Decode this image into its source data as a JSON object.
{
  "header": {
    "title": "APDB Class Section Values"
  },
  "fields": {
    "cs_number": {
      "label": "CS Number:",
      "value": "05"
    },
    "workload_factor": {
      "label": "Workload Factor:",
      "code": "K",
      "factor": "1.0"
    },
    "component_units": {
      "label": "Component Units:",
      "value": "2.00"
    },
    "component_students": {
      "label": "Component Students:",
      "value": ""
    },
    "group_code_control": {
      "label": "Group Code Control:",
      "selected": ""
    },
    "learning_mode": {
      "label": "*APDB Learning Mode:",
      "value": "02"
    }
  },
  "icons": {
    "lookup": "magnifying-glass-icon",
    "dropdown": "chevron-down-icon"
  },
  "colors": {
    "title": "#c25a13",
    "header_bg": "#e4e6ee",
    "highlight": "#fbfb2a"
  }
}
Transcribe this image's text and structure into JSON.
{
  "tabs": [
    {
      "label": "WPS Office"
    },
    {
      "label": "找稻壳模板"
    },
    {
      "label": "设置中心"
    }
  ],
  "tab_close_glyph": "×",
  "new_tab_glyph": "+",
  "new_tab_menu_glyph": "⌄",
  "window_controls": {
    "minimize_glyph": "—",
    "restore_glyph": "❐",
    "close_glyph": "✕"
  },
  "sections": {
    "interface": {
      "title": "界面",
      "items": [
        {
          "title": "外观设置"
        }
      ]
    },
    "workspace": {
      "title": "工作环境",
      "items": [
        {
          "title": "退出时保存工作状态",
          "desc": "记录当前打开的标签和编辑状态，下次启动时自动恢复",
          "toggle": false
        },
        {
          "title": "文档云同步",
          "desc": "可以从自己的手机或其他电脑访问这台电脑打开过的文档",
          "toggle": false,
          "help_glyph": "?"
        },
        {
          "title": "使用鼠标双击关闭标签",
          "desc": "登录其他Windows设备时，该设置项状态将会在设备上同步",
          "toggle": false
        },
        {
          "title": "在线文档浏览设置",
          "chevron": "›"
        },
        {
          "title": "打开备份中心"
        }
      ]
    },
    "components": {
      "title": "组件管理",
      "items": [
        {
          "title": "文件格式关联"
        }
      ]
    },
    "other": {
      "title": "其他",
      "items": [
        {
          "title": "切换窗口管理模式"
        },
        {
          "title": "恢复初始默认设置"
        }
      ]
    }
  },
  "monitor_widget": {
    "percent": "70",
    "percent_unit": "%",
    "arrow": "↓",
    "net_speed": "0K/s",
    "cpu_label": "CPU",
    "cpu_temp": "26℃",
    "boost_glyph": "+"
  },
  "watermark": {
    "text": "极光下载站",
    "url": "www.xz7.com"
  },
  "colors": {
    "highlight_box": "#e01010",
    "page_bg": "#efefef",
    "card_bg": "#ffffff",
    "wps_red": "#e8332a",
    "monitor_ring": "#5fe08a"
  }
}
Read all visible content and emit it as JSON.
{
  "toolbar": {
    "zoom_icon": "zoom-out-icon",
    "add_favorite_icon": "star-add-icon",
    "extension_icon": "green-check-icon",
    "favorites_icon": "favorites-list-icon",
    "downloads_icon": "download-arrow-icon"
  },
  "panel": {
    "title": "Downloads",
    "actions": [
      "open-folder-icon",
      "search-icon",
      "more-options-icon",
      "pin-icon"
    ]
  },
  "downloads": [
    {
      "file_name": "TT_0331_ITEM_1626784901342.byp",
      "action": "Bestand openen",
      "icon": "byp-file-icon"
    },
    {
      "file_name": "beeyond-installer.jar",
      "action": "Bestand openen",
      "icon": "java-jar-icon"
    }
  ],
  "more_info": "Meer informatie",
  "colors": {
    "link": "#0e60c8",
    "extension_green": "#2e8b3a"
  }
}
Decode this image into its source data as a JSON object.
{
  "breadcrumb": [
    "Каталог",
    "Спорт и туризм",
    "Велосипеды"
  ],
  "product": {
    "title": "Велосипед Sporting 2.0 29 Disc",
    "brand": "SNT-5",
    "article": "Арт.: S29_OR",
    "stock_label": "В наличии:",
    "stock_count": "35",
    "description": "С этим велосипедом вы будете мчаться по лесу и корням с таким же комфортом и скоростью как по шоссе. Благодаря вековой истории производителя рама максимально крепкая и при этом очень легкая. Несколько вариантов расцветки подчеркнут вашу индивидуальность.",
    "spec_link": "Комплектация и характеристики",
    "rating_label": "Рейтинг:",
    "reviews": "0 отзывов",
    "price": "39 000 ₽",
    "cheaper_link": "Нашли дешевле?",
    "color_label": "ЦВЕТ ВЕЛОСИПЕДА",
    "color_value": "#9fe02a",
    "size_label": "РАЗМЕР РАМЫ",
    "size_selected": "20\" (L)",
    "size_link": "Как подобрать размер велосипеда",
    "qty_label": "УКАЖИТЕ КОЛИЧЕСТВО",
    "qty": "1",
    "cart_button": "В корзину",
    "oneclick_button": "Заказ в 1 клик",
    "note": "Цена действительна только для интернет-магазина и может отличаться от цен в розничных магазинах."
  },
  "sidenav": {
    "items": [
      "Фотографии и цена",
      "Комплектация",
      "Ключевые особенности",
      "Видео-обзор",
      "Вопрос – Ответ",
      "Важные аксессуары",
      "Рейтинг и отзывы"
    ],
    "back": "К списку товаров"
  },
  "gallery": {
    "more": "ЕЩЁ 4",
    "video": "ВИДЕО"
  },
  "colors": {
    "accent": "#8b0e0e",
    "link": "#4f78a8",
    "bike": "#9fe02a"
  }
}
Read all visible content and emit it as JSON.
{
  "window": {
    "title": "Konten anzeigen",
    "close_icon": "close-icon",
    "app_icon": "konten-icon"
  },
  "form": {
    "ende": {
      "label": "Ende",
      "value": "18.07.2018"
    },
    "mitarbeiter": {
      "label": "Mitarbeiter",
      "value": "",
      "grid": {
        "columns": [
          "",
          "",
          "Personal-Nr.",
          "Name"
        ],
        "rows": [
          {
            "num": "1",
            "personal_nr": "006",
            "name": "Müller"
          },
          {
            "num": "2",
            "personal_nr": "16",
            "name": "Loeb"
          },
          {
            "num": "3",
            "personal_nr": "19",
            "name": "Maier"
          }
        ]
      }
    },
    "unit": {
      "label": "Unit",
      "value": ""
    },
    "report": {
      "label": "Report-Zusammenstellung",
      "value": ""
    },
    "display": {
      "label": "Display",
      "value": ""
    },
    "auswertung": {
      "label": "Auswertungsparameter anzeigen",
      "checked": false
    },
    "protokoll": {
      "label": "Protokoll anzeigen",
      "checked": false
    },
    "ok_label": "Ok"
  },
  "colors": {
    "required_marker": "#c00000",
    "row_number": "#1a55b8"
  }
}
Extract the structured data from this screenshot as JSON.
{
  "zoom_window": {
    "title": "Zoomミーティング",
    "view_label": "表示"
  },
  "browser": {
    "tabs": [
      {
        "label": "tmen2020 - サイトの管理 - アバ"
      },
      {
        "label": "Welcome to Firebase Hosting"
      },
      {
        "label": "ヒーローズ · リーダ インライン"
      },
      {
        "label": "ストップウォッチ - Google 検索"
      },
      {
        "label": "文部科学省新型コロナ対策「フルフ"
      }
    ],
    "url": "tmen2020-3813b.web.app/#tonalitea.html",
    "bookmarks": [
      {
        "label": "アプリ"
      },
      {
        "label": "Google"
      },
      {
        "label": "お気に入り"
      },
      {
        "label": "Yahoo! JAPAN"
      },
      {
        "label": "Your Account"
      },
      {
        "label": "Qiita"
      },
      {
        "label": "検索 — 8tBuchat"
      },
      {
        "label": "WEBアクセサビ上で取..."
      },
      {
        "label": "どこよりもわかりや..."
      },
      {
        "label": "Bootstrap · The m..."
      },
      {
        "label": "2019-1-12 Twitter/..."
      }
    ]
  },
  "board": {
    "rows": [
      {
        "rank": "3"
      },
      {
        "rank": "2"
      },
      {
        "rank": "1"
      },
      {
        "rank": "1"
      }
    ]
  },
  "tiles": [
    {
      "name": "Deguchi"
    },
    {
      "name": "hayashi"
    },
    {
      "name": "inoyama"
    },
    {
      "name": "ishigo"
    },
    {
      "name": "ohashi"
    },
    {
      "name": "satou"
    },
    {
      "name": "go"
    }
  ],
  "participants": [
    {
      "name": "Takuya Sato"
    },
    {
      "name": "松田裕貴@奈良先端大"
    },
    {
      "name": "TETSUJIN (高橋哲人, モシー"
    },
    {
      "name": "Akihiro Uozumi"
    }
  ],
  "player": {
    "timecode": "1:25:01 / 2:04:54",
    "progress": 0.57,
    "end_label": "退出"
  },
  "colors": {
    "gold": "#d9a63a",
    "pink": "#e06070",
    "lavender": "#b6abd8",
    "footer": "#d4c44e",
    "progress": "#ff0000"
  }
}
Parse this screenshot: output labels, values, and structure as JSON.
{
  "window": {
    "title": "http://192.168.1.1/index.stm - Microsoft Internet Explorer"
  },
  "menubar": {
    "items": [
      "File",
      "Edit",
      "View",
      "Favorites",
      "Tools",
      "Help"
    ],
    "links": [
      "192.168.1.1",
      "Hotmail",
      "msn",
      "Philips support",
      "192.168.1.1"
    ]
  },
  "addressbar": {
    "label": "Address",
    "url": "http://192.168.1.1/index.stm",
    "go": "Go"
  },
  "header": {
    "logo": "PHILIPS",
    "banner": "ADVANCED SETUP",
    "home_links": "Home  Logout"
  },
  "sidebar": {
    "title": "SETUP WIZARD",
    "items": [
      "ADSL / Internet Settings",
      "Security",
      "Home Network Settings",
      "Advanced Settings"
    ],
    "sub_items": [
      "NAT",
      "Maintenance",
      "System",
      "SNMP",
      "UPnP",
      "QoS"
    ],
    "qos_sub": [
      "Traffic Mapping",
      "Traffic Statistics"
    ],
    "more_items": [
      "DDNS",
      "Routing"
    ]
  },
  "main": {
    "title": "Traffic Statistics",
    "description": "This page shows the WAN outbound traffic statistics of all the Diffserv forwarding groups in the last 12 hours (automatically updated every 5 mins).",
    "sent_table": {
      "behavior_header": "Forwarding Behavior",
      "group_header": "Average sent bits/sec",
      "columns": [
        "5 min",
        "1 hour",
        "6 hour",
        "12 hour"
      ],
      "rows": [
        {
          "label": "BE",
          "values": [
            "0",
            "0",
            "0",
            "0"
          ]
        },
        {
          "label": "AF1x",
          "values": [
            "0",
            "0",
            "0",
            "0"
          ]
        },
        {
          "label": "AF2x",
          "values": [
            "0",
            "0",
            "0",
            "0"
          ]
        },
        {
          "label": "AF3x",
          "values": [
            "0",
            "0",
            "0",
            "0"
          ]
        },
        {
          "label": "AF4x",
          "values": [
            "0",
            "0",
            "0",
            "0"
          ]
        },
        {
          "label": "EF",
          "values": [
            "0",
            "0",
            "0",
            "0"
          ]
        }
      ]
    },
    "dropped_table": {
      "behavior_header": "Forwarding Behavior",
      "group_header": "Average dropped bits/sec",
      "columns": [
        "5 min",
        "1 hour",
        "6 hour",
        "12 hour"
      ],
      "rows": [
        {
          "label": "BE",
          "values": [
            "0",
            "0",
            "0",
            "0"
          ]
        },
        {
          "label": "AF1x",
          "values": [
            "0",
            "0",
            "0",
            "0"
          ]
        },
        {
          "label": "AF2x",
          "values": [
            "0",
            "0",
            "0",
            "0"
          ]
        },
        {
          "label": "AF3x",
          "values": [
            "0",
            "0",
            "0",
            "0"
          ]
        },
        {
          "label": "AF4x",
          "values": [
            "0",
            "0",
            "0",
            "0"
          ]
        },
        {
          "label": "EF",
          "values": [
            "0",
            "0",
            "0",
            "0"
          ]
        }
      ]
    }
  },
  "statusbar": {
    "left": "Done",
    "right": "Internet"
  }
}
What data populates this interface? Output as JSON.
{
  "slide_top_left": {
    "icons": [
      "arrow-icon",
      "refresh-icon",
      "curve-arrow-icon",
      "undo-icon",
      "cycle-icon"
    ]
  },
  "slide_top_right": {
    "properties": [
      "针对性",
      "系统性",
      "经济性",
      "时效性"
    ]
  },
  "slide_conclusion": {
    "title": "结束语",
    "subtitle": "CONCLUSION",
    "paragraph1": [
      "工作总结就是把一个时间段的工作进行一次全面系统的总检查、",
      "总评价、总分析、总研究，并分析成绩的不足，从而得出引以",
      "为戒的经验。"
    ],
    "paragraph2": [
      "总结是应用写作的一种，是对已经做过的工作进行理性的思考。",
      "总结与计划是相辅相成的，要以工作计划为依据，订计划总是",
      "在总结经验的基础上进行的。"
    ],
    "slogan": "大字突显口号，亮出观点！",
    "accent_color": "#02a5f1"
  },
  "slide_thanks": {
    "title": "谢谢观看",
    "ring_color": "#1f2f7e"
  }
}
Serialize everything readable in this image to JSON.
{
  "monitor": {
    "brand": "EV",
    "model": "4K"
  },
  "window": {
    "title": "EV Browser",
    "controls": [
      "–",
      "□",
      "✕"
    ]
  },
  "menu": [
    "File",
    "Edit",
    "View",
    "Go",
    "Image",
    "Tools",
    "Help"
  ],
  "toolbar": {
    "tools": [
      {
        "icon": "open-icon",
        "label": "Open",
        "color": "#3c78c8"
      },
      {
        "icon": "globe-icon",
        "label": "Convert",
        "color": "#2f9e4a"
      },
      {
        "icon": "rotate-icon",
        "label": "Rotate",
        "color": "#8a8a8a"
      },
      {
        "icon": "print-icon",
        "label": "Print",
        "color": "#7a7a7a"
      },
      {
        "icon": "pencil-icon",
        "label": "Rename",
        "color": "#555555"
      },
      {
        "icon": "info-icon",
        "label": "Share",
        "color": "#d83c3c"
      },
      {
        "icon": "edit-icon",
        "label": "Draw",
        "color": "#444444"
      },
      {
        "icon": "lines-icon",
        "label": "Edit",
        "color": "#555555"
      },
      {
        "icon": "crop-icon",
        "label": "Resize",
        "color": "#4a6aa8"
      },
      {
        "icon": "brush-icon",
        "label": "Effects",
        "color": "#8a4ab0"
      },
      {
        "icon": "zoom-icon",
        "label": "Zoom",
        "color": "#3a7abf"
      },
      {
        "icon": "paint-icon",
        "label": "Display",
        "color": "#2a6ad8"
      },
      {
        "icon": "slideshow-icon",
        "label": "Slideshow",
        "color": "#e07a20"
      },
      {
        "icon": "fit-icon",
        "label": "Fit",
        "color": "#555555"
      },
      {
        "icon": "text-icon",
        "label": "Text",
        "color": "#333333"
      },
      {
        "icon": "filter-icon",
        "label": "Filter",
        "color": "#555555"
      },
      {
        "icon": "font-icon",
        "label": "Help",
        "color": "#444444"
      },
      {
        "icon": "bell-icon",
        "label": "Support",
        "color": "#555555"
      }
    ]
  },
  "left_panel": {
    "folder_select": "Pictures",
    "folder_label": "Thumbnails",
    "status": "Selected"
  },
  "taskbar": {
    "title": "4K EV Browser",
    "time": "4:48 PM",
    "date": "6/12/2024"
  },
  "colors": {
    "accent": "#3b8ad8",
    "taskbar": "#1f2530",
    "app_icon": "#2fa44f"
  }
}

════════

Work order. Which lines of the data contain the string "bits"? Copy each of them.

Result of the exercise.
      "group_header": "Average sent bits/sec",
      "group_header": "Average dropped bits/sec",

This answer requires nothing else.